When faced with the critical and seemingly insurmountable task of producing an effective and safe COVID-19 vaccine in months instead of years, pharma companies like Pfizer relied heavily on their portfolio of incremental advancements to accelerate the process. 

While this isn’t to say that the current system doesn’t have downsides, it can have crucial benefits in times of crisis as well.

3. Confidentiality Goes Both Ways

Another important point that the NYT’s article draws attention to is the current lack of communication between the USPTO and other government agencies, in particular the Food and Drug Administration (FDA) and the Environmental Protection Agency (EPA). Companies of all kinds that are applying for patents often play government agencies against each other, exaggerating claims to one, while downplaying the same characteristics to others. 

While this practice is extremely unethical and requires some kind of solution, confidentiality problems complicate the issue.

When companies attempt to do this in the current patent climate, they are sometimes caught in patent challenge litigation, when legal challengers point out in court that the applicants told a different story to the USPTO than the one that they presented to the regulatory agency that their product was subject to. The barrier to increased communication between the USPTO and an agency like the FDA is that most FDA findings are expressly confidential, while all USPTO proceedings are published. 

One possible solution to improve accepted patent quality might be to require the patent applicant to submit records (e.g., FDA filings, Small Business Innovation Research (SBIR) or grant final reports) related to the invention to the USPTO as part of their filing records. But even this solution is unlikely to work well, as many of the filings outside of the USPTO are considered confidential, and applicant companies draft patent applications with publication in mind. If a USPTO examiner is provided with confidential information from the FDA, then how could that confidential information be considered in the patent prosecution without entering public record? 

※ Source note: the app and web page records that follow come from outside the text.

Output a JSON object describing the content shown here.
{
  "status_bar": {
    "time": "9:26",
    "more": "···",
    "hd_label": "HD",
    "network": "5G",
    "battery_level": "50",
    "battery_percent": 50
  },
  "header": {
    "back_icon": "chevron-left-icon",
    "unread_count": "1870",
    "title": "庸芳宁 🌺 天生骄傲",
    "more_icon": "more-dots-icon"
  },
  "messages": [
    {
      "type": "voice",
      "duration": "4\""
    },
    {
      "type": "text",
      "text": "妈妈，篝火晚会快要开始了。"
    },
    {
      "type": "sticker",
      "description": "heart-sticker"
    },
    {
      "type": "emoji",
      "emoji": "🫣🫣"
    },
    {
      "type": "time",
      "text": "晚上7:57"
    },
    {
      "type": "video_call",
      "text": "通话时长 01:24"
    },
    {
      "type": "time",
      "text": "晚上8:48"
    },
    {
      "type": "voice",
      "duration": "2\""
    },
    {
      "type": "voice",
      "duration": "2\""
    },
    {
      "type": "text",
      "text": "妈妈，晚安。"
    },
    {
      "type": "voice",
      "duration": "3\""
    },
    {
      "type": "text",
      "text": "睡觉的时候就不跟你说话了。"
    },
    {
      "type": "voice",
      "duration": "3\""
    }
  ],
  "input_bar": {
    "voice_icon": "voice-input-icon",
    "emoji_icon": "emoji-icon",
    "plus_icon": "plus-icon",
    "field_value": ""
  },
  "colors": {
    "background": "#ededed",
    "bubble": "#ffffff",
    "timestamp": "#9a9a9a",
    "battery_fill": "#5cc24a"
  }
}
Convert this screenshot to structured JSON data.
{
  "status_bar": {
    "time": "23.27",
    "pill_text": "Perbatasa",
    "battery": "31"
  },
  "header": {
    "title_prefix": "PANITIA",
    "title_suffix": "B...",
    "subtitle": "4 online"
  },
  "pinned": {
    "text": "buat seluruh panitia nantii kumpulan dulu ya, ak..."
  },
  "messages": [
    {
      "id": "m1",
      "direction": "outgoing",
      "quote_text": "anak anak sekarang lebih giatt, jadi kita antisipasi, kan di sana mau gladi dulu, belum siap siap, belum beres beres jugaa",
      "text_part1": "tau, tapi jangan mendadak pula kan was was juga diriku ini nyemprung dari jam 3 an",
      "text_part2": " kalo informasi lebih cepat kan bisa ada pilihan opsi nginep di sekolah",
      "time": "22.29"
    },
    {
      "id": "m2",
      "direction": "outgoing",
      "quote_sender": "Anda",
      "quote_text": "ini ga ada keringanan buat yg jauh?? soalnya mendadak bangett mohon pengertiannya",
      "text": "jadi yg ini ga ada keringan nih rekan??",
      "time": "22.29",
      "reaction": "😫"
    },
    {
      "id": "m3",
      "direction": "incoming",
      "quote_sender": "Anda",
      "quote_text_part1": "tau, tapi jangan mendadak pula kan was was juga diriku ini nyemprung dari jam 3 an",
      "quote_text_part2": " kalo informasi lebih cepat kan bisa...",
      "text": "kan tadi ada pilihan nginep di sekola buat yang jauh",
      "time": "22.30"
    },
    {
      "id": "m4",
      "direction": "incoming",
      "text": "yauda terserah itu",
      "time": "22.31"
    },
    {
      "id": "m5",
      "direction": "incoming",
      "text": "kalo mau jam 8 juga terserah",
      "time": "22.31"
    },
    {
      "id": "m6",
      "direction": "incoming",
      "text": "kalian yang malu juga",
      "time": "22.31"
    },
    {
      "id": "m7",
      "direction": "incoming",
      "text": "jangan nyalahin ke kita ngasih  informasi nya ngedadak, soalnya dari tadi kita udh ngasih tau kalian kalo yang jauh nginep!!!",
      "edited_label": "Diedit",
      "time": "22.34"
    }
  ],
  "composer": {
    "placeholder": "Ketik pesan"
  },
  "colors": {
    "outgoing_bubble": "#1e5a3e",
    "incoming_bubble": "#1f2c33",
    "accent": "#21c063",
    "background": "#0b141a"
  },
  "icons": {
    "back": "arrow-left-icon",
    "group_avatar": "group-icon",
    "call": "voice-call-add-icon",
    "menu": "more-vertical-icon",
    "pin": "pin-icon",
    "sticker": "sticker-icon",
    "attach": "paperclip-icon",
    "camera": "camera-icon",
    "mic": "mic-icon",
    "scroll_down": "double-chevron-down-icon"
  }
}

This issue of differences in confidentiality is difficult to solve and requires a more elegant and complex solution to work.

4. There are Other Factors Behind Rising Healthcare and Drug Costs

Within this context of rising drug costs that the NYT’s opinion piece examines, it’s important to remember that patent issues aren’t nearly the only thing driving rising drug and healthcare costs. While there’s no doubt that the patent system can be reformed to help mitigate future cost spikes, it’s far from the only factor involved. 

For example, while the patent process can be extremely expensive for both the government and for applicants, alleviating some of that cost or eliminating it simply moves the burden to other agencies in the government, possibly resulting in a similar overall healthcare cost.

For example, the Open COVID Pledge signed by many companies owning large amounts of tech and drug-related IP to make their patents available for free seems to have resulted in a high volume of low-quality patent applications for the USPTO to sort through and deal with. This put even greater strain on the limited resources available to the USPTO, and arguably made it harder for some valuable solutions to be vetted and OK’d. 

While the patent process is expensive and time-consuming, we need to be extremely careful about the ways that we change it so that increased strain isn’t put on other agencies of the government that are already working at capacity. 

Yes, the patent process can absolutely be streamlined and improved. But we need to do so by increasing the quality of the patents being examined by the USPTO and making it easier to challenge patents. Understanding the subtleties of the patent system is essential when looking for ways to improve it, but hopefully, with time and communication, we’ll be able to move forward.